▶ _What you have to do_
The answer must restate every entry exactly as it appears.

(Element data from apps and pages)
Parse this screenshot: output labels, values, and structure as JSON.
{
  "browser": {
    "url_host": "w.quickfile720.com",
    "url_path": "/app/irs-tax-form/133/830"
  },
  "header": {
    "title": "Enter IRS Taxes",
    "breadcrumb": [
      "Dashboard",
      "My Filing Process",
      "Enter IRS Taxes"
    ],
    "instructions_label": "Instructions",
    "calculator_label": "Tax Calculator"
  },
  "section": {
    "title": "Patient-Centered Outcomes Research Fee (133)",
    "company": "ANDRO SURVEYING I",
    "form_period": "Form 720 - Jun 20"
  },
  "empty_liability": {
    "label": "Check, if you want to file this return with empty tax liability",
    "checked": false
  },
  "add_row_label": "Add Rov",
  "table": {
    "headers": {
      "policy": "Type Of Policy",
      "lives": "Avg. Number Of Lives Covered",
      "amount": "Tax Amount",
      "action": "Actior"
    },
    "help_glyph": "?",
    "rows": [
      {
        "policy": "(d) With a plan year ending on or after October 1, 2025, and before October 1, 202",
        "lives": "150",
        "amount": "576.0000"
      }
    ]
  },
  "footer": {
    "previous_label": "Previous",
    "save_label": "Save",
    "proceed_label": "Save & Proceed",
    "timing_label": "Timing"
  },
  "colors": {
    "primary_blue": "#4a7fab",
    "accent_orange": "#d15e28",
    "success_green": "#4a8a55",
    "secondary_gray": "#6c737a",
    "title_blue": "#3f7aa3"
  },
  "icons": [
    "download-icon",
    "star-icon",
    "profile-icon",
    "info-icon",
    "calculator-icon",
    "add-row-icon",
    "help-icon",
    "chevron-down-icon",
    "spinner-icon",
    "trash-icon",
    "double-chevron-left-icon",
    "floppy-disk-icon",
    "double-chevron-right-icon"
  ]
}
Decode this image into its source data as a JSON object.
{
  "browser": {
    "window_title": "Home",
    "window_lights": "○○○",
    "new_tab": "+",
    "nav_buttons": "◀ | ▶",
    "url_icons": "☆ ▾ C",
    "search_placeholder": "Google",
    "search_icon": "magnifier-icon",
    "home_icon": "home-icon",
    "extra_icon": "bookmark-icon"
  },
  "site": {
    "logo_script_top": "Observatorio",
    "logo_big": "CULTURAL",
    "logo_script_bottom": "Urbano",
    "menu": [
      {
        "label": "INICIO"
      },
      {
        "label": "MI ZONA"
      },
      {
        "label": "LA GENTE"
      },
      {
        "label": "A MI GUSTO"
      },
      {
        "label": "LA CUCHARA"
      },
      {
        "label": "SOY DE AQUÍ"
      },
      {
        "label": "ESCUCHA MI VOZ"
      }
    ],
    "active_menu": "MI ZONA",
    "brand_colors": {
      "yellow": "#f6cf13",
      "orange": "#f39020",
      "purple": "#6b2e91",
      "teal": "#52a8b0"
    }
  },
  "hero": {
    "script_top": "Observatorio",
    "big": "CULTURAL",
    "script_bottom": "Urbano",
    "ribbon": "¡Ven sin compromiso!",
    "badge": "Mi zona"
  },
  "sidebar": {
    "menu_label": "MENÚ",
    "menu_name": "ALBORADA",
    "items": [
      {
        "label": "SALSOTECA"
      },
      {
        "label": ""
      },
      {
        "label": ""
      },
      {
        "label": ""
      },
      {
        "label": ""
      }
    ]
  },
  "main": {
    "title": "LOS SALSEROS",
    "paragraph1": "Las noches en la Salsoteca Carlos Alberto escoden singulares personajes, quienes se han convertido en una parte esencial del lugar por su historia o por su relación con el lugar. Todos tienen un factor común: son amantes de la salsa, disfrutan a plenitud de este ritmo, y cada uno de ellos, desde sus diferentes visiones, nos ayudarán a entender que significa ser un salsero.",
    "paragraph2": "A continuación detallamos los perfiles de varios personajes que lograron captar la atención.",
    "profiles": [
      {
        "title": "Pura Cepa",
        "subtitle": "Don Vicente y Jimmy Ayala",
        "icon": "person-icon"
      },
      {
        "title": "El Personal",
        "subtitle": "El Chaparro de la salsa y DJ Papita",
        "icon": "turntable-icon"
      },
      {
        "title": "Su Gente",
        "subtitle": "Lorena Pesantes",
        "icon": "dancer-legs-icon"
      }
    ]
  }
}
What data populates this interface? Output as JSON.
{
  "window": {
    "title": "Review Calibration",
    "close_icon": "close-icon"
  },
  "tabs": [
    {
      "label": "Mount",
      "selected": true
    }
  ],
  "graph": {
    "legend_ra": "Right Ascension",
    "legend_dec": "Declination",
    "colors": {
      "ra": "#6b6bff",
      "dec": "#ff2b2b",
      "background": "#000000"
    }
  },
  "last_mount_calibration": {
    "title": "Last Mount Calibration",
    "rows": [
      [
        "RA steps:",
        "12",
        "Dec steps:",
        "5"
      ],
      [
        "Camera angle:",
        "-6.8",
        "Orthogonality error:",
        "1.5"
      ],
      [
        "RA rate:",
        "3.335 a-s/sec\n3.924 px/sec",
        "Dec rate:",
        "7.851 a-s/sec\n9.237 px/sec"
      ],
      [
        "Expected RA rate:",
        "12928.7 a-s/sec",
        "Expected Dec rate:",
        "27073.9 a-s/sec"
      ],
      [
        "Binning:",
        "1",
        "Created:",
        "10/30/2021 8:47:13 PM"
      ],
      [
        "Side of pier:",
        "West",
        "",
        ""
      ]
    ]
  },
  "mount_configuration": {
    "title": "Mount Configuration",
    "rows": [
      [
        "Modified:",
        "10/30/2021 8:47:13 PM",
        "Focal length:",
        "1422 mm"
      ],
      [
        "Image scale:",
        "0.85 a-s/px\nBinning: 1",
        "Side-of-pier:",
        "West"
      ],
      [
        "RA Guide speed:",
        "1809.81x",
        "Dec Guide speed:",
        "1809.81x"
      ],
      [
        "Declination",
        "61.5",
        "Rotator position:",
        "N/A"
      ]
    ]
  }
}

▶ _Reply to the exercise_
Parse this screenshot: output labels, values, and structure as JSON.
{
  "browser": {
    "url_host": "w.quickfile720.com",
    "url_path": "/app/irs-tax-form/133/830"
  },
  "header": {
    "title": "Enter IRS Taxes",
    "breadcrumb": [
      "Dashboard",
      "My Filing Process",
      "Enter IRS Taxes"
    ],
    "instructions_label": "Instructions",
    "calculator_label": "Tax Calculator"
  },
  "section": {
    "title": "Patient-Centered Outcomes Research Fee (133)",
    "company": "ANDRO SURVEYING I",
    "form_period": "Form 720 - Jun 20"
  },
  "empty_liability": {
    "label": "Check, if you want to file this return with empty tax liability",
    "checked": false
  },
  "add_row_label": "Add Rov",
  "table": {
    "headers": {
      "policy": "Type Of Policy",
      "lives": "Avg. Number Of Lives Covered",
      "amount": "Tax Amount",
      "action": "Actior"
    },
    "help_glyph": "?",
    "rows": [
      {
        "policy": "(d) With a plan year ending on or after October 1, 2025, and before October 1, 202",
        "lives": "150",
        "amount": "576.0000"
      }
    ]
  },
  "footer": {
    "previous_label": "Previous",
    "save_label": "Save",
    "proceed_label": "Save & Proceed",
    "timing_label": "Timing"
  },
  "colors": {
    "primary_blue": "#4a7fab",
    "accent_orange": "#d15e28",
    "success_green": "#4a8a55",
    "secondary_gray": "#6c737a",
    "title_blue": "#3f7aa3"
  },
  "icons": [
    "download-icon",
    "star-icon",
    "profile-icon",
    "info-icon",
    "calculator-icon",
    "add-row-icon",
    "help-icon",
    "chevron-down-icon",
    "spinner-icon",
    "trash-icon",
    "double-chevron-left-icon",
    "floppy-disk-icon",
    "double-chevron-right-icon"
  ]
}
Decode this image into its source data as a JSON object.
{
  "browser": {
    "window_title": "Home",
    "window_lights": "○○○",
    "new_tab": "+",
    "nav_buttons": "◀ | ▶",
    "url_icons": "☆ ▾ C",
    "search_placeholder": "Google",
    "search_icon": "magnifier-icon",
    "home_icon": "home-icon",
    "extra_icon": "bookmark-icon"
  },
  "site": {
    "logo_script_top": "Observatorio",
    "logo_big": "CULTURAL",
    "logo_script_bottom": "Urbano",
    "menu": [
      {
        "label": "INICIO"
      },
      {
        "label": "MI ZONA"
      },
      {
        "label": "LA GENTE"
      },
      {
        "label": "A MI GUSTO"
      },
      {
        "label": "LA CUCHARA"
      },
      {
        "label": "SOY DE AQUÍ"
      },
      {
        "label": "ESCUCHA MI VOZ"
      }
    ],
    "active_menu": "MI ZONA",
    "brand_colors": {
      "yellow": "#f6cf13",
      "orange": "#f39020",
      "purple": "#6b2e91",
      "teal": "#52a8b0"
    }
  },
  "hero": {
    "script_top": "Observatorio",
    "big": "CULTURAL",
    "script_bottom": "Urbano",
    "ribbon": "¡Ven sin compromiso!",
    "badge": "Mi zona"
  },
  "sidebar": {
    "menu_label": "MENÚ",
    "menu_name": "ALBORADA",
    "items": [
      {
        "label": "SALSOTECA"
      },
      {
        "label": ""
      },
      {
        "label": ""
      },
      {
        "label": ""
      },
      {
        "label": ""
      }
    ]
  },
  "main": {
    "title": "LOS SALSEROS",
    "paragraph1": "Las noches en la Salsoteca Carlos Alberto escoden singulares personajes, quienes se han convertido en una parte esencial del lugar por su historia o por su relación con el lugar. Todos tienen un factor común: son amantes de la salsa, disfrutan a plenitud de este ritmo, y cada uno de ellos, desde sus diferentes visiones, nos ayudarán a entender que significa ser un salsero.",
    "paragraph2": "A continuación detallamos los perfiles de varios personajes que lograron captar la atención.",
    "profiles": [
      {
        "title": "Pura Cepa",
        "subtitle": "Don Vicente y Jimmy Ayala",
        "icon": "person-icon"
      },
      {
        "title": "El Personal",
        "subtitle": "El Chaparro de la salsa y DJ Papita",
        "icon": "turntable-icon"
      },
      {
        "title": "Su Gente",
        "subtitle": "Lorena Pesantes",
        "icon": "dancer-legs-icon"
      }
    ]
  }
}
What data populates this interface? Output as JSON.
{
  "window": {
    "title": "Review Calibration",
    "close_icon": "close-icon"
  },
  "tabs": [
    {
      "label": "Mount",
      "selected": true
    }
  ],
  "graph": {
    "legend_ra": "Right Ascension",
    "legend_dec": "Declination",
    "colors": {
      "ra": "#6b6bff",
      "dec": "#ff2b2b",
      "background": "#000000"
    }
  },
  "last_mount_calibration": {
    "title": "Last Mount Calibration",
    "rows": [
      [
        "RA steps:",
        "12",
        "Dec steps:",
        "5"
      ],
      [
        "Camera angle:",
        "-6.8",
        "Orthogonality error:",
        "1.5"
      ],
      [
        "RA rate:",
        "3.335 a-s/sec\n3.924 px/sec",
        "Dec rate:",
        "7.851 a-s/sec\n9.237 px/sec"
      ],
      [
        "Expected RA rate:",
        "12928.7 a-s/sec",
        "Expected Dec rate:",
        "27073.9 a-s/sec"
      ],
      [
        "Binning:",
        "1",
        "Created:",
        "10/30/2021 8:47:13 PM"
      ],
      [
        "Side of pier:",
        "West",
        "",
        ""
      ]
    ]
  },
  "mount_configuration": {
    "title": "Mount Configuration",
    "rows": [
      [
        "Modified:",
        "10/30/2021 8:47:13 PM",
        "Focal length:",
        "1422 mm"
      ],
      [
        "Image scale:",
        "0.85 a-s/px\nBinning: 1",
        "Side-of-pier:",
        "West"
      ],
      [
        "RA Guide speed:",
        "1809.81x",
        "Dec Guide speed:",
        "1809.81x"
      ],
      [
        "Declination",
        "61.5",
        "Rotator position:",
        "N/A"
      ]
    ]
  }
}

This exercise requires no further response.